  • A viewpoint: Using multiple variables as indicators in grazing research and management

    Scarnecchia, D. L. (Society for Range Management, 1994-03-01)

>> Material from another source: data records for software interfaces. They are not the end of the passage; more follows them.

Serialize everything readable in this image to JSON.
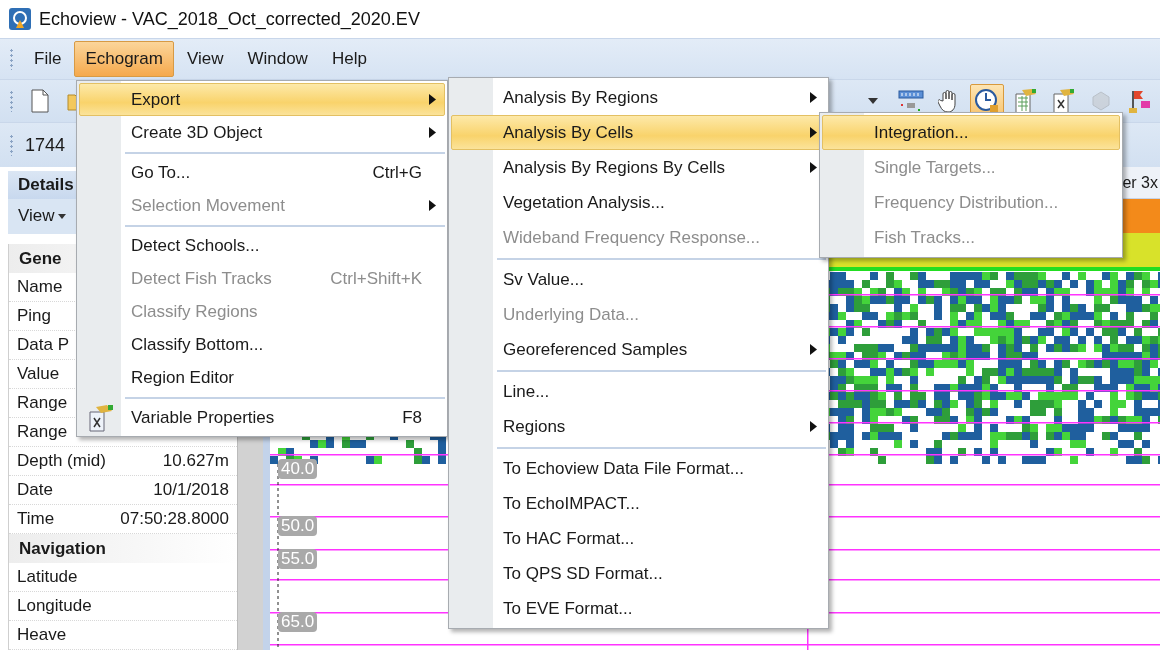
{
  "window": {
    "title": "Echoview - VAC_2018_Oct_corrected_2020.EV"
  },
  "menu_bar": [
    {
      "label": "File",
      "selected": false
    },
    {
      "label": "Echogram",
      "selected": true
    },
    {
      "label": "View",
      "selected": false
    },
    {
      "label": "Window",
      "selected": false
    },
    {
      "label": "Help",
      "selected": false
    }
  ],
  "toolbar": {
    "buttons": [
      {
        "pressed": false,
        "disabled": false
      },
      {
        "pressed": false,
        "disabled": false
      },
      {
        "pressed": false,
        "disabled": false
      },
      {
        "pressed": false,
        "disabled": false
      },
      {
        "pressed": false,
        "disabled": false
      },
      {
        "pressed": true,
        "disabled": false
      },
      {
        "pressed": false,
        "disabled": false
      },
      {
        "pressed": false,
        "disabled": false
      },
      {
        "pressed": false,
        "disabled": true
      },
      {
        "pressed": false,
        "disabled": false
      }
    ]
  },
  "toolbar_2": {
    "text": "1744"
  },
  "details_panel": {
    "title": "Details",
    "view_button": "View",
    "groups": [
      {
        "category": "Gene",
        "rows": [
          {
            "label": "Name"
          },
          {
            "label": "Ping"
          },
          {
            "label": "Data P"
          },
          {
            "label": "Value"
          },
          {
            "label": "Range"
          },
          {
            "label": "Range"
          },
          {
            "label": "Depth (mid)",
            "value": "10.627m"
          },
          {
            "label": "Date",
            "value": "10/1/2018"
          },
          {
            "label": "Time",
            "value": "07:50:28.8000"
          }
        ]
      },
      {
        "category": "Navigation",
        "rows": [
          {
            "label": "Latitude"
          },
          {
            "label": "Longitude"
          },
          {
            "label": "Heave"
          }
        ]
      }
    ]
  },
  "echogram": {
    "header": "er 3x",
    "depth_labels": [
      "40.0",
      "50.0",
      "55.0",
      "65.0"
    ]
  },
  "menus": [
    {
      "items": [
        {
          "kind": "item",
          "label": "Export",
          "submenu": true,
          "disabled": false,
          "selected": true
        },
        {
          "kind": "item",
          "label": "Create 3D Object",
          "submenu": true,
          "disabled": false,
          "selected": false
        },
        {
          "kind": "separator"
        },
        {
          "kind": "item",
          "label": "Go To...",
          "shortcut": "Ctrl+G",
          "submenu": false,
          "disabled": false,
          "selected": false
        },
        {
          "kind": "item",
          "label": "Selection Movement",
          "submenu": true,
          "disabled": true,
          "selected": false
        },
        {
          "kind": "separator"
        },
        {
          "kind": "item",
          "label": "Detect Schools...",
          "submenu": false,
          "disabled": false,
          "selected": false
        },
        {
          "kind": "item",
          "label": "Detect Fish Tracks",
          "shortcut": "Ctrl+Shift+K",
          "submenu": false,
          "disabled": true,
          "selected": false
        },
        {
          "kind": "item",
          "label": "Classify Regions",
          "submenu": false,
          "disabled": true,
          "selected": false
        },
        {
          "kind": "item",
          "label": "Classify Bottom...",
          "submenu": false,
          "disabled": false,
          "selected": false
        },
        {
          "kind": "item",
          "label": "Region Editor",
          "submenu": false,
          "disabled": false,
          "selected": false
        },
        {
          "kind": "separator"
        },
        {
          "kind": "icon_item",
          "label": "Variable Properties",
          "shortcut": "F8",
          "submenu": false,
          "disabled": false,
          "selected": false
        }
      ]
    },
    {
      "items": [
        {
          "kind": "item",
          "label": "Analysis By Regions",
          "submenu": true,
          "disabled": false,
          "selected": false
        },
        {
          "kind": "item",
          "label": "Analysis By Cells",
          "submenu": true,
          "disabled": false,
          "selected": true
        },
        {
          "kind": "item",
          "label": "Analysis By Regions By Cells",
          "submenu": true,
          "disabled": false,
          "selected": false
        },
        {
          "kind": "item",
          "label": "Vegetation Analysis...",
          "submenu": false,
          "disabled": false,
          "selected": false
        },
        {
          "kind": "item",
          "label": "Wideband Frequency Response...",
          "submenu": false,
          "disabled": true,
          "selected": false
        },
        {
          "kind": "separator"
        },
        {
          "kind": "item",
          "label": "Sv Value...",
          "submenu": false,
          "disabled": false,
          "selected": false
        },
        {
          "kind": "item",
          "label": "Underlying Data...",
          "submenu": false,
          "disabled": true,
          "selected": false
        },
        {
          "kind": "item",
          "label": "Georeferenced Samples",
          "submenu": true,
          "disabled": false,
          "selected": false
        },
        {
          "kind": "separator"
        },
        {
          "kind": "item",
          "label": "Line...",
          "submenu": false,
          "disabled": false,
          "selected": false
        },
        {
          "kind": "item",
          "label": "Regions",
          "submenu": true,
          "disabled": false,
          "selected": false
        },
        {
          "kind": "separator"
        },
        {
          "kind": "item",
          "label": "To Echoview Data File Format...",
          "submenu": false,
          "disabled": false,
          "selected": false
        },
        {
          "kind": "item",
          "label": "To EchoIMPACT...",
          "submenu": false,
          "disabled": false,
          "selected": false
        },
        {
          "kind": "item",
          "label": "To HAC Format...",
          "submenu": false,
          "disabled": false,
          "selected": false
        },
        {
          "kind": "item",
          "label": "To QPS SD Format...",
          "submenu": false,
          "disabled": false,
          "selected": false
        },
        {
          "kind": "item",
          "label": "To EVE Format...",
          "submenu": false,
          "disabled": false,
          "selected": false
        }
      ]
    },
    {
      "items": [
        {
          "kind": "item",
          "label": "Integration...",
          "submenu": false,
          "disabled": false,
          "selected": true
        },
        {
          "kind": "item",
          "label": "Single Targets...",
          "submenu": false,
          "disabled": true,
          "selected": false
        },
        {
          "kind": "item",
          "label": "Frequency Distribution...",
          "submenu": false,
          "disabled": true,
          "selected": false
        },
        {
          "kind": "item",
          "label": "Fish Tracks...",
          "submenu": false,
          "disabled": true,
          "selected": false
        }
      ]
    }
  ]
}
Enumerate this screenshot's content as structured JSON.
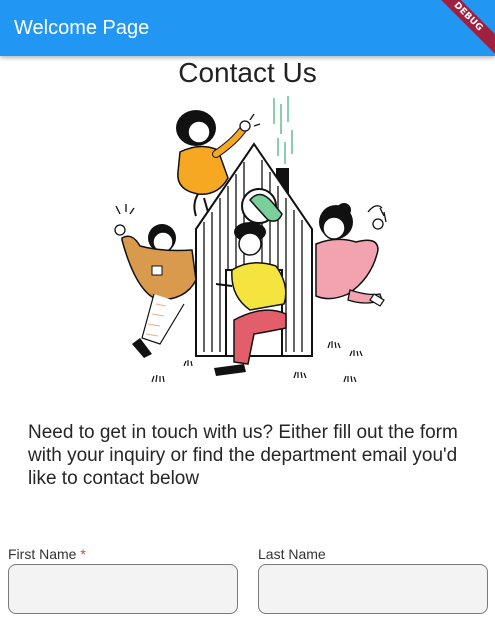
{
  "appbar": {
    "title": "Welcome Page",
    "debug_label": "DEBUG",
    "color": "#2196F3"
  },
  "page": {
    "title": "Contact Us",
    "intro": "Need to get in touch with us? Either fill out the form with your inquiry or find the department email you'd like to contact below"
  },
  "illustration": {
    "icon": "people-around-house-illustration"
  },
  "form": {
    "first_name": {
      "label": "First Name",
      "required_marker": "*",
      "value": "",
      "placeholder": ""
    },
    "last_name": {
      "label": "Last Name",
      "value": "",
      "placeholder": ""
    }
  }
}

    Multi-variable analysis of grazing research has seen little conceptual development and even less application. To advance research on the multiple relationships of livestock grazing, computer-based analyses using multiple variables are needed. Dynamic variables describing livestock-herbage relationships must be developed to describe dynamic processes such as herbage growth and disappearance. Such variables could be used either alone or in combination with other variables as indicators to analyze and manage grazing. This paper presents 4 arrays of derived variables and discusses their individual and combinational value in analyzing and managing grazing. Greater power in analyzing grazing will come from use of combinations of variables rather than relying on single variables, e.g., stocking level. The variables described are useful in comprehensive analyses of research or in ad hoc roles aiding decisions in management. The paper also discusses possible future uses of variables as indicators in computerized analyses of other ecological systems.